- **WHAT THE EXERCISE ASKS**: Lines holding the string "text" are the ones to copy; find them all in the data.

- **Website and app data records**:
☆ ☆ ☆
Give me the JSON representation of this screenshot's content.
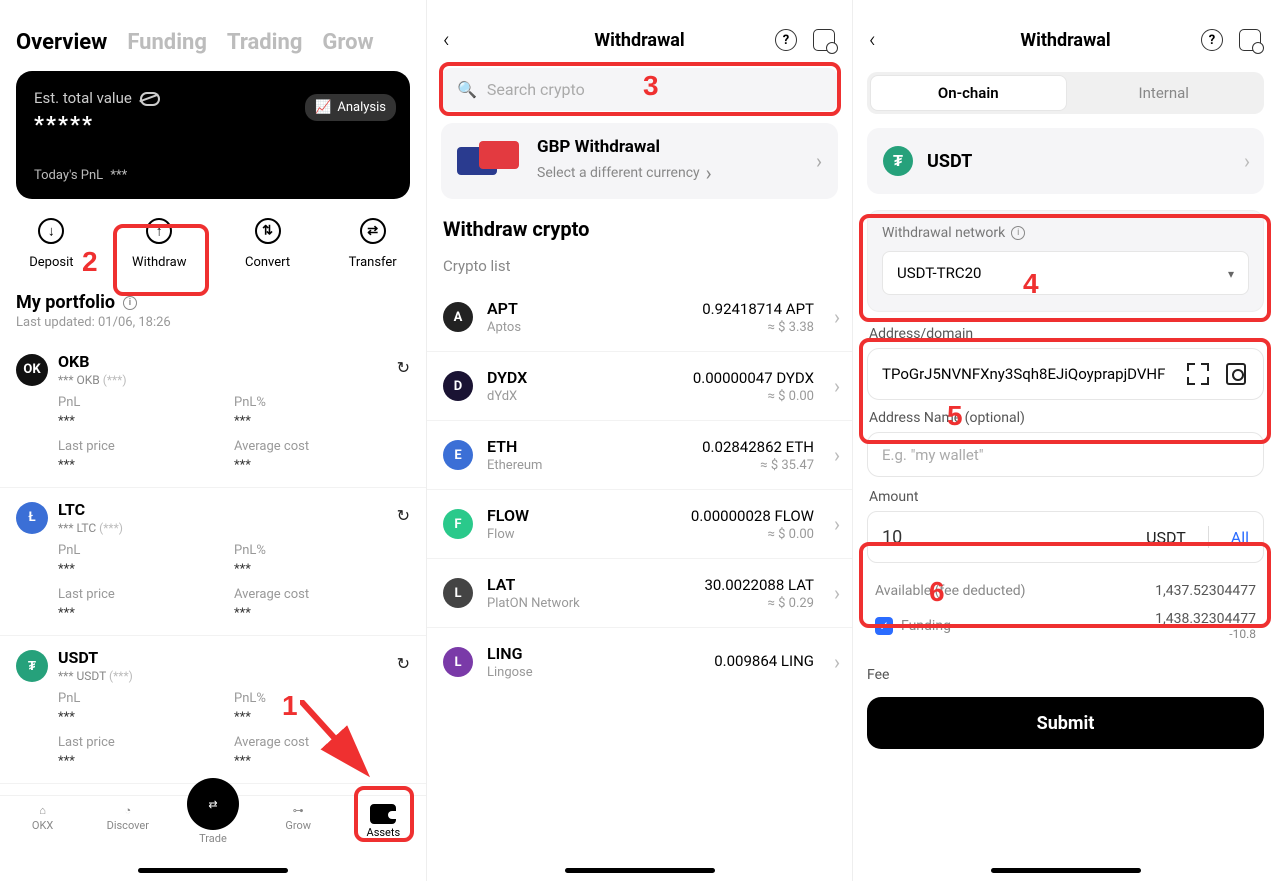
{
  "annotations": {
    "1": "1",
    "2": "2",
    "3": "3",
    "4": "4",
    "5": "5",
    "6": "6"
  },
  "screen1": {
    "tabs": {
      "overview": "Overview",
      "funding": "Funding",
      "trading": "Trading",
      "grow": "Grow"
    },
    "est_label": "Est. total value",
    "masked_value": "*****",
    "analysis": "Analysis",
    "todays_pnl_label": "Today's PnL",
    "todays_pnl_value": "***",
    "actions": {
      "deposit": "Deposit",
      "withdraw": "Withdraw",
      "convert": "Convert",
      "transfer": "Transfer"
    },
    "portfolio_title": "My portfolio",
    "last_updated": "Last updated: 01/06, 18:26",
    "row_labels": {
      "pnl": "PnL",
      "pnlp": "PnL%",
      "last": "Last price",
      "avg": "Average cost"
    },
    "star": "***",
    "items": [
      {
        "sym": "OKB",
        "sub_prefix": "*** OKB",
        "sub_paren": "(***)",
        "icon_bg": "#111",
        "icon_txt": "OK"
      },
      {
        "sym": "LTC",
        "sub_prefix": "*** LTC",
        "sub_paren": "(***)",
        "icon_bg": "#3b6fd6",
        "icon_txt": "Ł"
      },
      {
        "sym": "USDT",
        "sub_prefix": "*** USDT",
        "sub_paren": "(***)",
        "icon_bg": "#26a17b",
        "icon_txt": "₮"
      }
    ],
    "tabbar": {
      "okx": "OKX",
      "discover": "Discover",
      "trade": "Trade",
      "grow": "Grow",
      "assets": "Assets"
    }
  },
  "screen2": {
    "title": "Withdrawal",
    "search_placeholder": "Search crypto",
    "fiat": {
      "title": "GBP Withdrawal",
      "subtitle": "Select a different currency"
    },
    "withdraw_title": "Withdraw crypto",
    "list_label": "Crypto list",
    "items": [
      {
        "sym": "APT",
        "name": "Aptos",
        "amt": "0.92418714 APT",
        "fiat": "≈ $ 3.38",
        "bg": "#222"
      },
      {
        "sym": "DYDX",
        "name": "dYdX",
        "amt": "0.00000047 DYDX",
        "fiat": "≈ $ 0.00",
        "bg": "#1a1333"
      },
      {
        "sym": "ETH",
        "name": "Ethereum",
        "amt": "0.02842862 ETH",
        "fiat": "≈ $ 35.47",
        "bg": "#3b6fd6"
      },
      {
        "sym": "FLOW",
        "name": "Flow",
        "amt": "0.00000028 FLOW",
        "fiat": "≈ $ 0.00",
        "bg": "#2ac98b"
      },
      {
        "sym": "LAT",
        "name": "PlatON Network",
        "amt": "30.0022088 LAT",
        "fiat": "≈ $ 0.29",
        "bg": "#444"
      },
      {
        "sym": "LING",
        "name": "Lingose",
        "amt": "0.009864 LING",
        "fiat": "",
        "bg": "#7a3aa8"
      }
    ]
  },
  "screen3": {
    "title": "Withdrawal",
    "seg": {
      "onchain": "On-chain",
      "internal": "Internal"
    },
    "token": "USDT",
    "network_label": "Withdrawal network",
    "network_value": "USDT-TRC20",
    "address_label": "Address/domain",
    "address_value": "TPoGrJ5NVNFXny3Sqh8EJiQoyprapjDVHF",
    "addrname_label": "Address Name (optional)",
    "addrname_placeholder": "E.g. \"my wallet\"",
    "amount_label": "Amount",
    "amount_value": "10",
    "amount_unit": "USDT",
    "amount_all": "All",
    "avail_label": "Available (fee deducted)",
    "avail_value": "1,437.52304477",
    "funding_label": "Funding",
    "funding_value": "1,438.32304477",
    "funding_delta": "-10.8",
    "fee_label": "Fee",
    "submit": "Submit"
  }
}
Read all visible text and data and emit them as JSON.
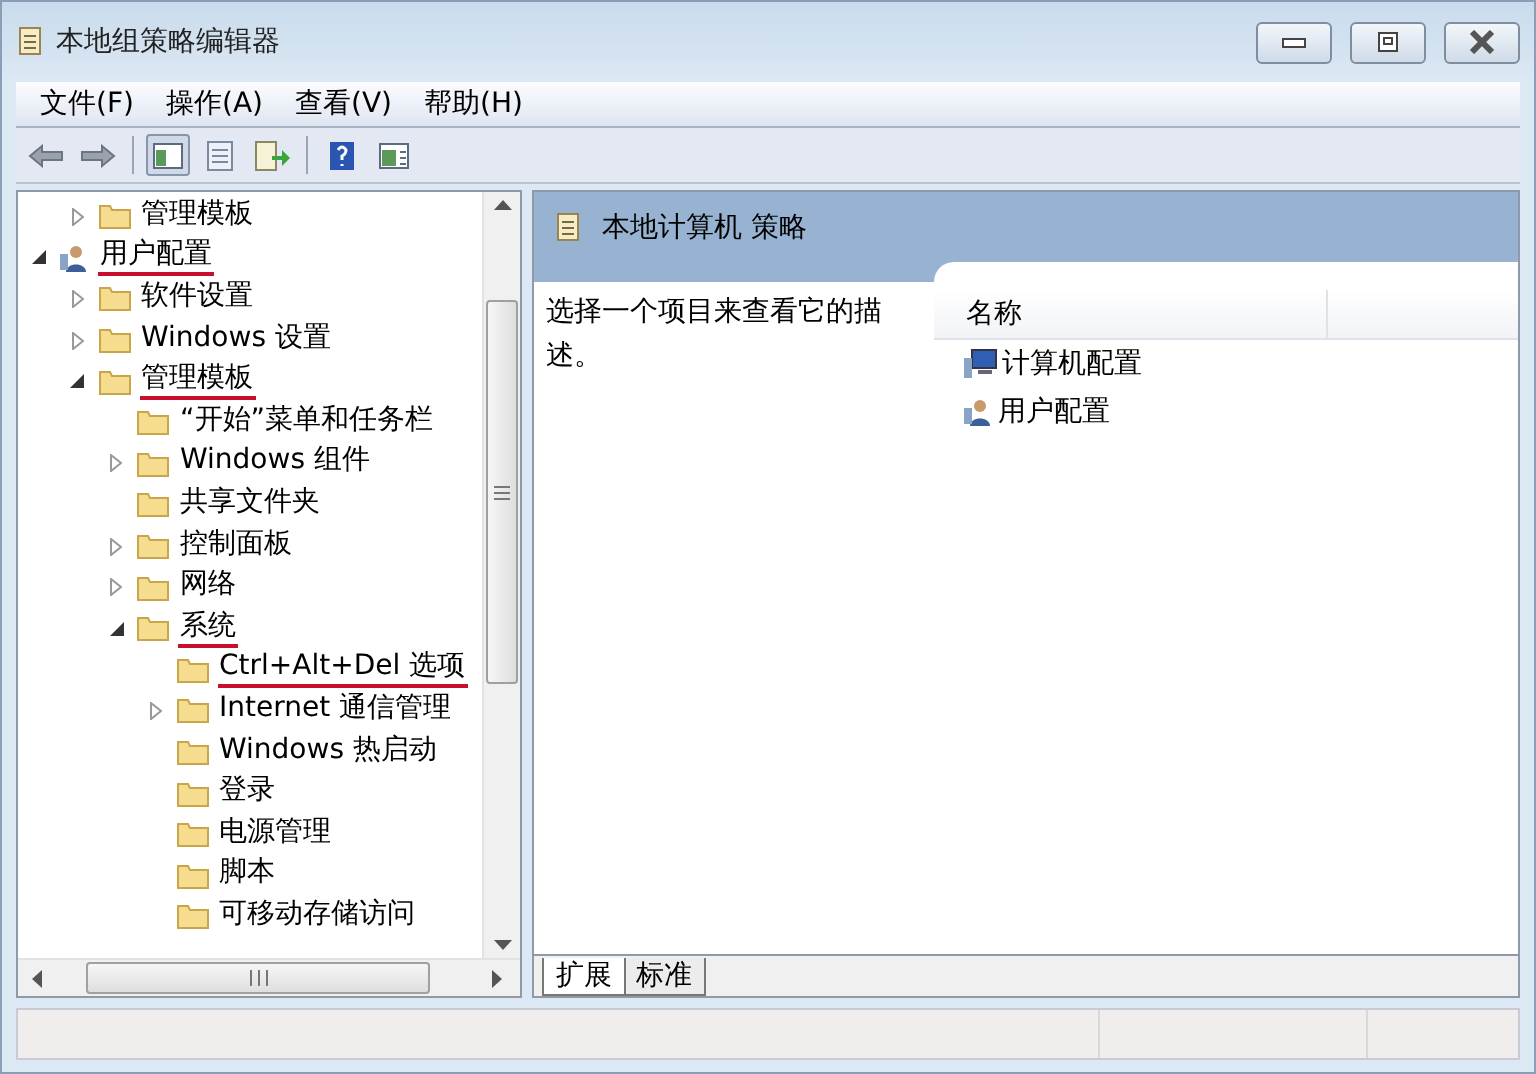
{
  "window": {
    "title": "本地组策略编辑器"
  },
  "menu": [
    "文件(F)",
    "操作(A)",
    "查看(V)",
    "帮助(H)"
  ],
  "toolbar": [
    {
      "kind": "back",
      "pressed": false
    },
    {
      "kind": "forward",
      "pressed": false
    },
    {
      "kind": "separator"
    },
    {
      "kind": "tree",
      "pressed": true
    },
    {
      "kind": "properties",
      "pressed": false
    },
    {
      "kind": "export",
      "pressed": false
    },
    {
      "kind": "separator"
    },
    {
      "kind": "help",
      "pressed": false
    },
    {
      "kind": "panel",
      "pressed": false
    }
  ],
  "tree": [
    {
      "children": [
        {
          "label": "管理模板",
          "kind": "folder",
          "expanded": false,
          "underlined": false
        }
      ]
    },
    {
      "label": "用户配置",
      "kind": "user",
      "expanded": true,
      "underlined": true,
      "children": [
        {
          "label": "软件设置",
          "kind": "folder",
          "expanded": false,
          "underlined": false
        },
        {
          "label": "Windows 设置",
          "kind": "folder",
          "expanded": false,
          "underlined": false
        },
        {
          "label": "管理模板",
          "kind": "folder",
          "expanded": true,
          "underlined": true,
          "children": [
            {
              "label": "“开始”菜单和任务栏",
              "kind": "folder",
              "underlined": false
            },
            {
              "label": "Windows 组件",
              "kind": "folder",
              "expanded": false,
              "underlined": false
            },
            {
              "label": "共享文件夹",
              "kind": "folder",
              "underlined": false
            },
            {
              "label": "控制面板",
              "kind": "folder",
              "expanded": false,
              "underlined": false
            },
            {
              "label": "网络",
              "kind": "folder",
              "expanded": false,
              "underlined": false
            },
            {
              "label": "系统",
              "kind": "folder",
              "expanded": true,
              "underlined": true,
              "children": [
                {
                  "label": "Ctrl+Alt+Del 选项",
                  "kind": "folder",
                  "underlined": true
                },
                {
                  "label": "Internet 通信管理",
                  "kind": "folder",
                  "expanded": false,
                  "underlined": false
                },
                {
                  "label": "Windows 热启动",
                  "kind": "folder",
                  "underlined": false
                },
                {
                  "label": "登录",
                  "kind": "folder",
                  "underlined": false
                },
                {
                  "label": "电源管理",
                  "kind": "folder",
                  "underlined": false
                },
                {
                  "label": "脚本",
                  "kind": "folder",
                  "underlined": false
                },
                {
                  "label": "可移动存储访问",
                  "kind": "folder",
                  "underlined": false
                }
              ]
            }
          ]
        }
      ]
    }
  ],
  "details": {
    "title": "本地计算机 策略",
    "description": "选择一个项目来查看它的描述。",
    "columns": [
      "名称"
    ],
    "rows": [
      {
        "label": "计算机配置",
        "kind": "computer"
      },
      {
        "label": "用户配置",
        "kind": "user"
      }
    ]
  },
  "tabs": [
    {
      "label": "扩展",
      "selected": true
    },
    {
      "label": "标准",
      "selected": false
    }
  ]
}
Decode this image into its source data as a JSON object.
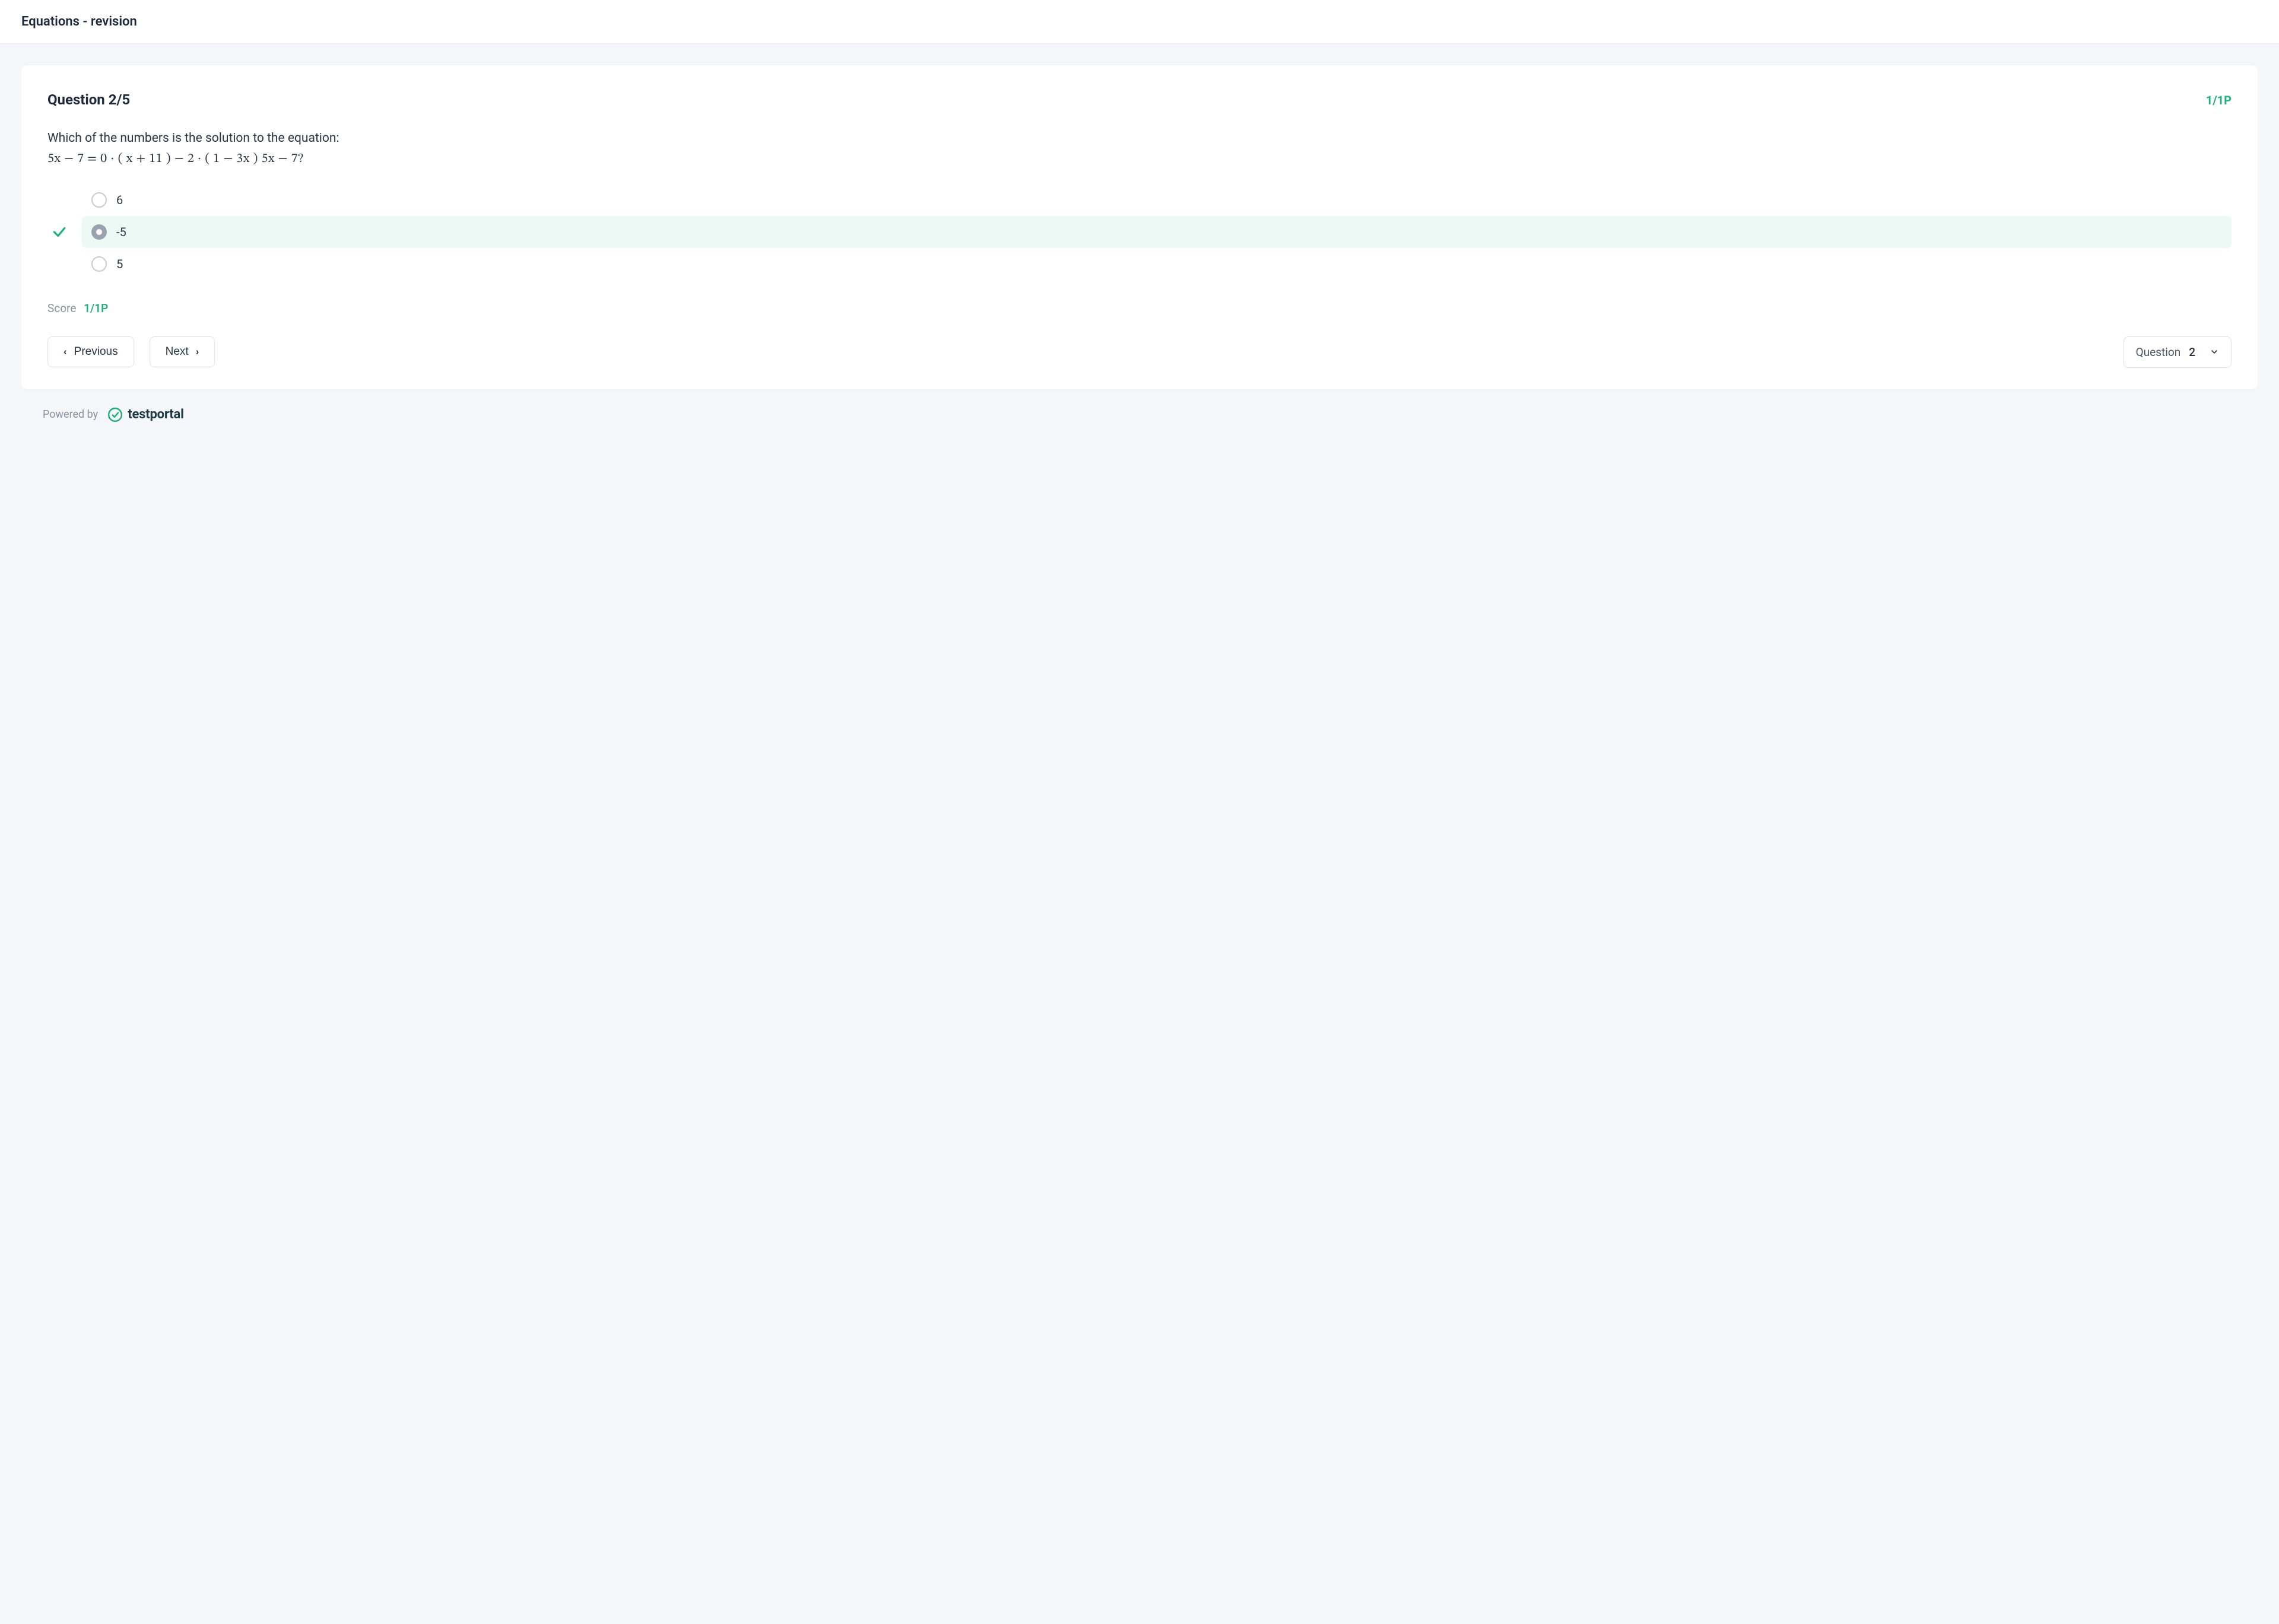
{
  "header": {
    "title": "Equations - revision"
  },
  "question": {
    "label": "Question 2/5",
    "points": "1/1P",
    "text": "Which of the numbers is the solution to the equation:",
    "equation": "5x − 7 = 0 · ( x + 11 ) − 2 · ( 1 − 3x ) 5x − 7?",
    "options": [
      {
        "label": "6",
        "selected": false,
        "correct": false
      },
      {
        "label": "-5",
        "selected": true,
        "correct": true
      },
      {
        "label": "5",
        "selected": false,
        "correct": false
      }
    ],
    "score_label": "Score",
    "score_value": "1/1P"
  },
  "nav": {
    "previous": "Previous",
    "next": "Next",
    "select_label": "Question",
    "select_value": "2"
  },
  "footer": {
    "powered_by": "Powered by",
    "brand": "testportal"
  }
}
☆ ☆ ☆
- **COMPLETED TASK**:
Read all visible text and data and emit them as JSON.
    "text": "Which of the numbers is the solution to the equation:",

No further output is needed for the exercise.